SUPPLIED INFORMATION =
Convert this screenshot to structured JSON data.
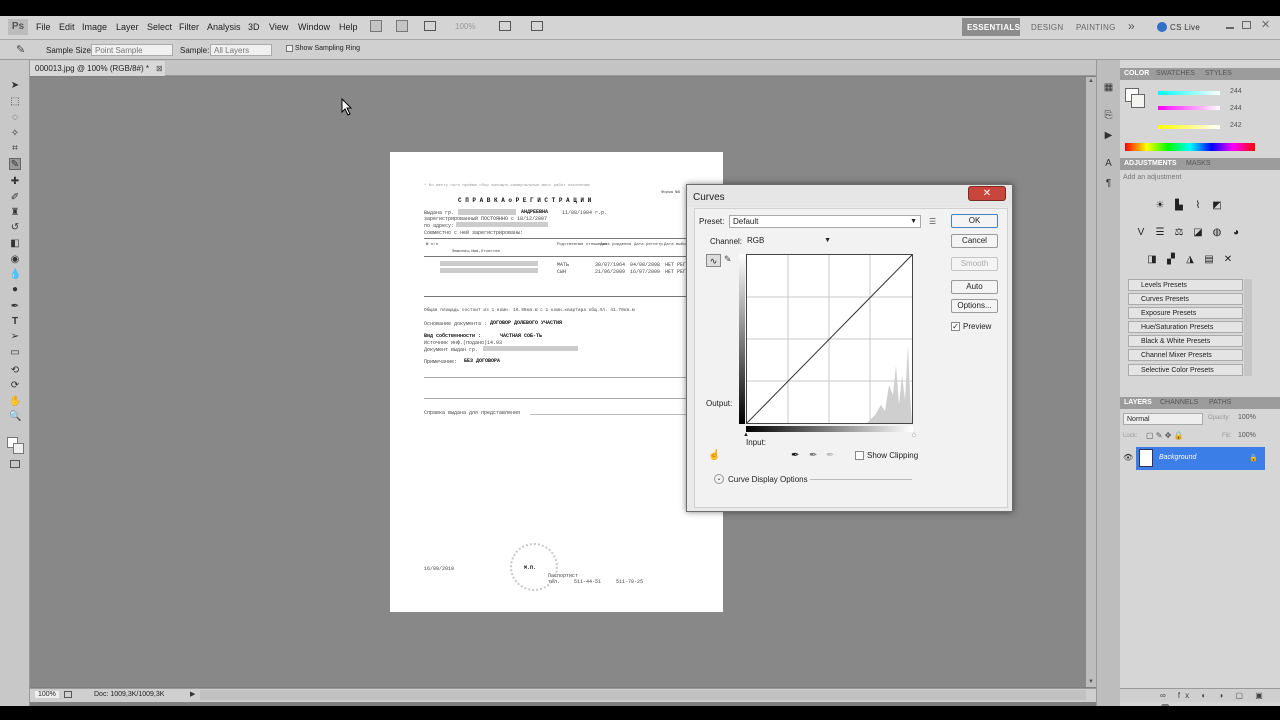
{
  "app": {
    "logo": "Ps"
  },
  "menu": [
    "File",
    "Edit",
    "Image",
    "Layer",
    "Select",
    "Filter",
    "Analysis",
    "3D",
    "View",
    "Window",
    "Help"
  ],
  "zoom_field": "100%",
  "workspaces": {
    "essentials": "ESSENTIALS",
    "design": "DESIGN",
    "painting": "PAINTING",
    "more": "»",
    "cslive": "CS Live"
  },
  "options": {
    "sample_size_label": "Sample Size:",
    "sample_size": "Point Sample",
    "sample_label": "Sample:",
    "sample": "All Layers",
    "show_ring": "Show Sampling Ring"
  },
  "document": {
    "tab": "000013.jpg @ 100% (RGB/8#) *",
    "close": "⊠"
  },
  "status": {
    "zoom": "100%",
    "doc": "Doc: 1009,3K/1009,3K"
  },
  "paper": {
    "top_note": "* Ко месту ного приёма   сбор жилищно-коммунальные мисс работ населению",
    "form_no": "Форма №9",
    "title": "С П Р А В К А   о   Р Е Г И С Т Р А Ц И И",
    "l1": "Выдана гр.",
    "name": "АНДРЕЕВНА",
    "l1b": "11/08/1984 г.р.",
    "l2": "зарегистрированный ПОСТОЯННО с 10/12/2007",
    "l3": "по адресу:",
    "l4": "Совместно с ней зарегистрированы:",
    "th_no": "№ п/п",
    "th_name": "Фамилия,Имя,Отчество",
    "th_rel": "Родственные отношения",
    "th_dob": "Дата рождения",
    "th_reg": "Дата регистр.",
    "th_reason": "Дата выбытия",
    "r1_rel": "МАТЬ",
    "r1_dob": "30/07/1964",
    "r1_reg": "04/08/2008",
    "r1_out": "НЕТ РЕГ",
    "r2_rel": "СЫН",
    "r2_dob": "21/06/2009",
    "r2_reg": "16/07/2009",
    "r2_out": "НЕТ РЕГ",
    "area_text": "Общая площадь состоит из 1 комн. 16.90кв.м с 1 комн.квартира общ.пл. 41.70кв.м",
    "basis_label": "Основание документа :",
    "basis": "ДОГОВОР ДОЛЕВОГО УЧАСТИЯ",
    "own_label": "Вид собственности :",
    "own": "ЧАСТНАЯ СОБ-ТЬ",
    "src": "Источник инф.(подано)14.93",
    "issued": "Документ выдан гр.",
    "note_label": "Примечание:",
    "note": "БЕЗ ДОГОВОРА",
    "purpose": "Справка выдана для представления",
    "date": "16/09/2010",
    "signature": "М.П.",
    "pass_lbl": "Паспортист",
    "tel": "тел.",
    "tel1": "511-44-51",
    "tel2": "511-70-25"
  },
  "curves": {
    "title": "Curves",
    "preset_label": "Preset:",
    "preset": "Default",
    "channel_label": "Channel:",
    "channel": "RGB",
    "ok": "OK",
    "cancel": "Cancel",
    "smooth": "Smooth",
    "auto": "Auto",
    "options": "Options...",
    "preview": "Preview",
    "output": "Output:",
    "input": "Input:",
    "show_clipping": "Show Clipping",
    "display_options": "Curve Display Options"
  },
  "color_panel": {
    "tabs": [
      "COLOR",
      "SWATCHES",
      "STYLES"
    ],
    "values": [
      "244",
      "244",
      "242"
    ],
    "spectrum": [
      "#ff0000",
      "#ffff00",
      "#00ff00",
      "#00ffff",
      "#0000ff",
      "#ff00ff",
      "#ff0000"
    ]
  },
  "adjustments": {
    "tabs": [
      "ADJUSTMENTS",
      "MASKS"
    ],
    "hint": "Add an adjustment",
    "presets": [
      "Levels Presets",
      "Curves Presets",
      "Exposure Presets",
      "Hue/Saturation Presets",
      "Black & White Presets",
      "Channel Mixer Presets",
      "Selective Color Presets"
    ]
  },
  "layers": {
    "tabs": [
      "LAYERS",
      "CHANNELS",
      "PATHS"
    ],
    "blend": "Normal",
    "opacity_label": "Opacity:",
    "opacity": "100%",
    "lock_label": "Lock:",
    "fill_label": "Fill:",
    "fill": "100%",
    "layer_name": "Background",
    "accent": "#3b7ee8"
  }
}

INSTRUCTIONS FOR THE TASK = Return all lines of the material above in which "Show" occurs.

COMPLETED EXERCISE =
    "show_ring": "Show Sampling Ring"
    "show_clipping": "Show Clipping",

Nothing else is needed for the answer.